March, 3rd, 2011:

March, 3rd, 2011 - The national holyday of Bulgaria

On March 3, 1878 in the town of San Stefano, today Yeshilkyoy, a suburb of Istanbul, has signed a peace treaty between Russia and the Ottoman Empire. It ended the Russo-Turkish War (1877-1878) and after 500 years of Ottoman rule established Bulgarian state.

Reason for Russo-Turkish war was the brutal suppression of the April Uprising of 1876, causing a huge impact in Europe. A number of prominent European statesmen and public figures, including William Gladstone, Victor Hugo raise voice in support of the oppressed Bulgarians. War became unavoidable after the failure of the Constantinople Conference and rejection of the Ottoman Empire to reform and to respect the rights of its Christian citizens. It ended with the victory of Russian arms.

Peace Treaty of San Stefano was signed on March 3 (February 19 old style). This date was not selected randomly. It match with the coronation of Alexander II in 1855 and the liberation of the serfs in Russia in 1861. The contract was Preliminaries - i.e. preliminary and subject to the approval of the other Great Powers. According to it, Bulgaria was liberated autonomously tributary (pay tax), vassal principality with its own People's Government and army. The area of Bulgaria was 170 000 sq. km. Authorized by the Russian side are Count N. P. Ignatiev and A. I. Nelidov and from the Turkish side - Savfet Pasha and Sadullah Bey.

Art. 6-11 related to Bulgaria, which was established as an autonomous tributary principality with a Christian government and its army. The boundaries of the principality covered today's Northern Bulgaria (excluding North Dobrudzha), Thrace (without Gyumyurdjinsky and Odrin regions) and Macedonia (without Thessaloniki and the Halkidiki areas). Art. 7 of the contract governs the structure and management. The state is controlled by Knyaz elected by the population with the approval of the Great Powers and the Sublime Porte. The Parliament had to develop the Organic Statute (Constitution).

Bulgaria raised again on the map of Europe with the San Stefano Treaty. Its population numbered 4.8 million people. San Stefano peace treaty on the one hand solved the problem of legitimacy of the Bulgarian state and the other was convincing evidence for the Bulgarian territorial presence of the Balkan Peninsula. San Stefano Bulgaria with a small overlap map except the Exarchate of 1870, which legitimized the Sultan Orthodox spirituality of the Bulgarian population. San Stefano's Bulgaria, with few exceptions, overlaped the map of the Exarchate from 1870, which the Turkish Sultan legitimized the Orthodox spirituality of the Bulgarian population.
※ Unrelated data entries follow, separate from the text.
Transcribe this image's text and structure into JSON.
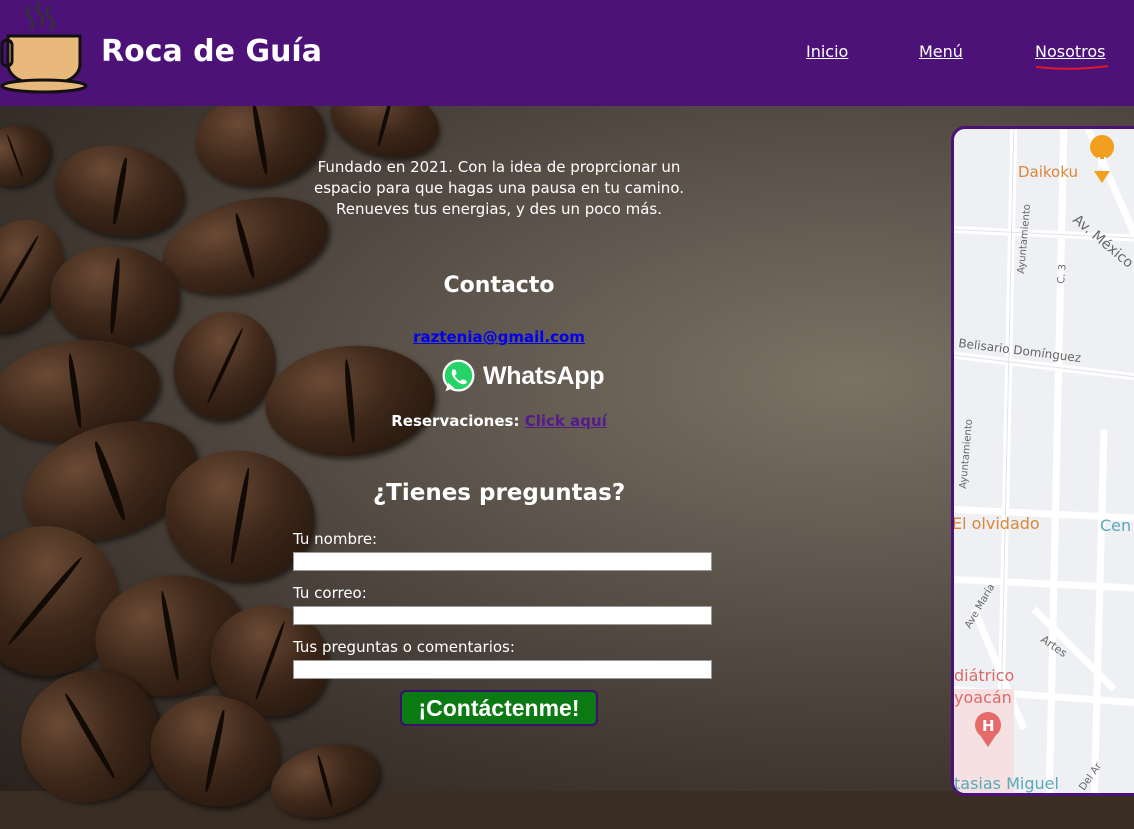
{
  "header": {
    "brand": "Roca de Guía",
    "nav": [
      {
        "label": "Inicio"
      },
      {
        "label": "Menú"
      },
      {
        "label": "Nosotros"
      }
    ]
  },
  "about": {
    "text": "Fundado en 2021. Con la idea de proprcionar un espacio para que hagas una pausa en tu camino. Renueves tus energias, y des un poco más."
  },
  "contact": {
    "title": "Contacto",
    "email": "raztenia@gmail.com",
    "whatsapp_label": "WhatsApp",
    "reservations_label": "Reservaciones:",
    "reservations_link": "Click aquí"
  },
  "form": {
    "title": "¿Tienes preguntas?",
    "name_label": "Tu nombre:",
    "email_label": "Tu correo:",
    "comments_label": "Tus preguntas o comentarios:",
    "name_value": "",
    "email_value": "",
    "comments_value": "",
    "submit_label": "¡Contáctenme!"
  },
  "map": {
    "labels": [
      "Daikoku",
      "Av. México",
      "Ayuntamiento",
      "C. 3",
      "Belisario Domínguez",
      "Ayuntamiento",
      "El olvidado",
      "Cen",
      "Ave María",
      "Artes",
      "diátrico",
      "yoacán",
      "tasias Miguel",
      "Del Ar"
    ]
  },
  "colors": {
    "header_bg": "#4d1278",
    "submit_bg": "#0b7a12",
    "email_link": "#0000ee",
    "visited_link": "#551a8b",
    "whatsapp_green": "#25d366"
  }
}
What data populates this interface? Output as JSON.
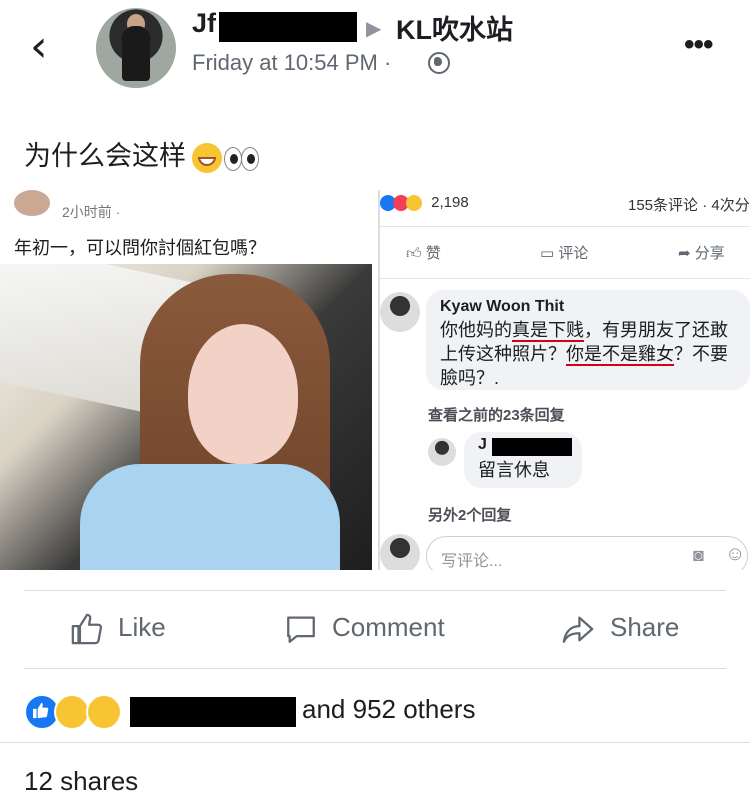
{
  "header": {
    "author_prefix": "Jf",
    "group_arrow": "▶",
    "group_name": "KL吹水站",
    "timestamp": "Friday at 10:54 PM ·",
    "back_icon": "chevron-left-icon",
    "more_icon": "more-dots-icon"
  },
  "post": {
    "text": "为什么会这样"
  },
  "screenshot_left": {
    "time": "2小时前 ·",
    "text": "年初一，可以問你討個紅包嗎？"
  },
  "screenshot_right": {
    "reaction_count": "2,198",
    "comment_share": "155条评论 · 4次分",
    "like_label": "赞",
    "comment_label": "评论",
    "share_label": "分享",
    "comment_author": "Kyaw Woon Thit",
    "comment_line1_a": "你他妈的",
    "comment_line1_b": "真是下贱",
    "comment_line1_c": "，有男朋友了还敢",
    "comment_line2_a": "上传这种照片？",
    "comment_line2_b": "你是不是雞女",
    "comment_line2_c": "？不要",
    "comment_line3": "臉吗？.",
    "view_previous": "查看之前的23条回复",
    "reply_author_prefix": "J",
    "reply_text": "留言休息",
    "more_replies": "另外2个回复",
    "write_placeholder": "写评论..."
  },
  "actions": {
    "like": "Like",
    "comment": "Comment",
    "share": "Share"
  },
  "footer": {
    "others": "and 952 others",
    "shares": "12 shares"
  },
  "colors": {
    "like_blue": "#1877f2",
    "haha_yellow": "#f7c531"
  }
}
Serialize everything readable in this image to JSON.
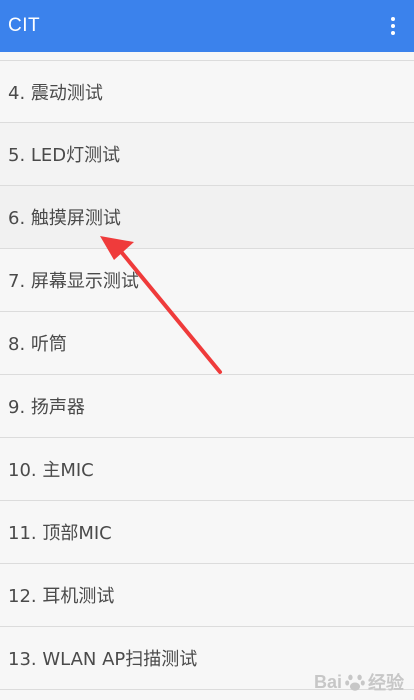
{
  "appbar": {
    "title": "CIT",
    "overflow_icon": "more-vert-icon"
  },
  "list": {
    "items": [
      "4. 震动测试",
      "5. LED灯测试",
      "6. 触摸屏测试",
      "7. 屏幕显示测试",
      "8. 听筒",
      "9. 扬声器",
      "10. 主MIC",
      "11. 顶部MIC",
      "12. 耳机测试",
      "13. WLAN AP扫描测试"
    ]
  },
  "annotation": {
    "arrow_color": "#ef3b3b"
  },
  "watermark": {
    "text_left": "Bai",
    "text_right": "经验"
  },
  "colors": {
    "appbar": "#3b82ec",
    "background": "#f7f7f7",
    "text": "#4a4a4a"
  }
}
One of the important results of the San Stefano treaty is that it created an ideal which underlies both the successes and the national disasters for the Bulgarian state after 1878.

England and Austria-Hungary declared against the Treaty of San Stefano. At their own initiative, it was revised and replaced by the Treaty of Berlin in July 1878. Under its terms San Stefano Bulgaria was divided into five parts - Northern Bulgaria and Sofia sandjak formed vassal Principality of Bulgaria, which pays an annual tax of the Turkish sultan, has its own militia and governed from Knyaz elected from the people, but with the consent of Great Powers and the Sultan; lands between the Balkan Mountains and Rhodope Mountains were separated in individual autonomous province named Eastern Rumelia, managed from Governor-General, appointed from the Sublime Porte; Macedonia and Odrin region remained in the Ottoman Empire under the direct authority of the Sultan; towns of Pirot and Vranje were transmitted to Serbia and Romania received Northern Dobrudja.

On 1888 3 March was celebrated as the Day of Liberation of Bulgaria from Ottoman rule. As a single holiday that day was celebrated in 1978 on the occasion of the 100th anniversary from the Liberation. 10 years later it became an official holiday. With a decision of the Grand National Assembly from March 5, 1990 the date was declared for a national holiday. (Source: /in Bulgarian/)